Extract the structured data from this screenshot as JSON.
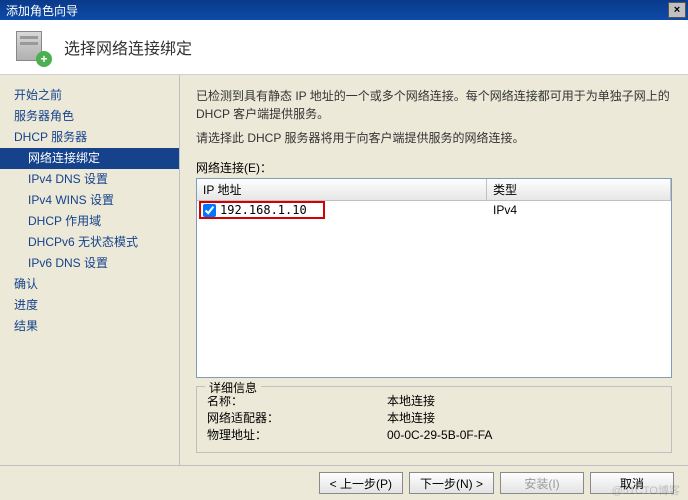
{
  "window": {
    "title": "添加角色向导",
    "close": "×"
  },
  "header": {
    "title": "选择网络连接绑定"
  },
  "sidebar": {
    "items": [
      {
        "label": "开始之前",
        "child": false,
        "active": false
      },
      {
        "label": "服务器角色",
        "child": false,
        "active": false
      },
      {
        "label": "DHCP 服务器",
        "child": false,
        "active": false
      },
      {
        "label": "网络连接绑定",
        "child": true,
        "active": true
      },
      {
        "label": "IPv4 DNS 设置",
        "child": true,
        "active": false
      },
      {
        "label": "IPv4 WINS 设置",
        "child": true,
        "active": false
      },
      {
        "label": "DHCP 作用域",
        "child": true,
        "active": false
      },
      {
        "label": "DHCPv6 无状态模式",
        "child": true,
        "active": false
      },
      {
        "label": "IPv6 DNS 设置",
        "child": true,
        "active": false
      },
      {
        "label": "确认",
        "child": false,
        "active": false
      },
      {
        "label": "进度",
        "child": false,
        "active": false
      },
      {
        "label": "结果",
        "child": false,
        "active": false
      }
    ]
  },
  "content": {
    "desc1": "已检测到具有静态 IP 地址的一个或多个网络连接。每个网络连接都可用于为单独子网上的 DHCP 客户端提供服务。",
    "desc2": "请选择此 DHCP 服务器将用于向客户端提供服务的网络连接。",
    "sectionLabel": "网络连接(E)：",
    "grid": {
      "col1": "IP 地址",
      "col2": "类型",
      "rows": [
        {
          "ip": "192.168.1.10",
          "type": "IPv4",
          "checked": true
        }
      ]
    },
    "details": {
      "title": "详细信息",
      "nameLabel": "名称：",
      "nameValue": "本地连接",
      "adapterLabel": "网络适配器：",
      "adapterValue": "本地连接",
      "macLabel": "物理地址：",
      "macValue": "00-0C-29-5B-0F-FA"
    }
  },
  "buttons": {
    "prev": "< 上一步(P)",
    "next": "下一步(N) >",
    "install": "安装(I)",
    "cancel": "取消"
  },
  "watermark": "@51CTO博客"
}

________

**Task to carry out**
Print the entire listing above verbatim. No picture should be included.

**Response area**
Extract the structured data from this screenshot as JSON.
{
  "window": {
    "title": "添加角色向导",
    "close": "×"
  },
  "header": {
    "title": "选择网络连接绑定"
  },
  "sidebar": {
    "items": [
      {
        "label": "开始之前",
        "child": false,
        "active": false
      },
      {
        "label": "服务器角色",
        "child": false,
        "active": false
      },
      {
        "label": "DHCP 服务器",
        "child": false,
        "active": false
      },
      {
        "label": "网络连接绑定",
        "child": true,
        "active": true
      },
      {
        "label": "IPv4 DNS 设置",
        "child": true,
        "active": false
      },
      {
        "label": "IPv4 WINS 设置",
        "child": true,
        "active": false
      },
      {
        "label": "DHCP 作用域",
        "child": true,
        "active": false
      },
      {
        "label": "DHCPv6 无状态模式",
        "child": true,
        "active": false
      },
      {
        "label": "IPv6 DNS 设置",
        "child": true,
        "active": false
      },
      {
        "label": "确认",
        "child": false,
        "active": false
      },
      {
        "label": "进度",
        "child": false,
        "active": false
      },
      {
        "label": "结果",
        "child": false,
        "active": false
      }
    ]
  },
  "content": {
    "desc1": "已检测到具有静态 IP 地址的一个或多个网络连接。每个网络连接都可用于为单独子网上的 DHCP 客户端提供服务。",
    "desc2": "请选择此 DHCP 服务器将用于向客户端提供服务的网络连接。",
    "sectionLabel": "网络连接(E)：",
    "grid": {
      "col1": "IP 地址",
      "col2": "类型",
      "rows": [
        {
          "ip": "192.168.1.10",
          "type": "IPv4",
          "checked": true
        }
      ]
    },
    "details": {
      "title": "详细信息",
      "nameLabel": "名称：",
      "nameValue": "本地连接",
      "adapterLabel": "网络适配器：",
      "adapterValue": "本地连接",
      "macLabel": "物理地址：",
      "macValue": "00-0C-29-5B-0F-FA"
    }
  },
  "buttons": {
    "prev": "< 上一步(P)",
    "next": "下一步(N) >",
    "install": "安装(I)",
    "cancel": "取消"
  },
  "watermark": "@51CTO博客"
}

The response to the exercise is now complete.